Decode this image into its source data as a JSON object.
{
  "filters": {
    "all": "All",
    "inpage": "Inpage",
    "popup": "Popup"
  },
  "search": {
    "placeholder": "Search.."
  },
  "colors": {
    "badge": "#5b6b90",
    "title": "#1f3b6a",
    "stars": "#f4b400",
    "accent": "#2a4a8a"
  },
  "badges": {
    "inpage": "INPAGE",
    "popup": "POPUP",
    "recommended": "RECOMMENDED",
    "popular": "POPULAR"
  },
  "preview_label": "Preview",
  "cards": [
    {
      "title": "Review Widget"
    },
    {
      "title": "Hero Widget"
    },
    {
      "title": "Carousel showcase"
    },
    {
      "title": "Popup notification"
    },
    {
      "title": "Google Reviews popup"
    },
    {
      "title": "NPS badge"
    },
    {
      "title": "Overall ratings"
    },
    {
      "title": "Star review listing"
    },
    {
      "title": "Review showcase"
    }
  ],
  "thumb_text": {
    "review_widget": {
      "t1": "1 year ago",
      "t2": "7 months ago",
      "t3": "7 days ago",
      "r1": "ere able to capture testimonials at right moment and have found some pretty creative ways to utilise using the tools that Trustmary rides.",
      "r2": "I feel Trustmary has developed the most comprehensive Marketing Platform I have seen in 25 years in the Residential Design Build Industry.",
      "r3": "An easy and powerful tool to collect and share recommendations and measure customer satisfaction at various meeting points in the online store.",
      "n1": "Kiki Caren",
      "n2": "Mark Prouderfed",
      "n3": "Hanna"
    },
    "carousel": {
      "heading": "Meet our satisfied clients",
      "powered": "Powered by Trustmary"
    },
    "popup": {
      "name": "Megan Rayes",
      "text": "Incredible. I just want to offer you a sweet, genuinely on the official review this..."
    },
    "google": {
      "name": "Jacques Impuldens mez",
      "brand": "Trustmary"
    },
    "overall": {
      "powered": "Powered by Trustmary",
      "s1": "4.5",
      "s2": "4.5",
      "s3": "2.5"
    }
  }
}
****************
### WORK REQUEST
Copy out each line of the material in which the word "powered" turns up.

### SOLUTION TO THE PROBLEM
      "powered": "Powered by Trustmary"
      "powered": "Powered by Trustmary",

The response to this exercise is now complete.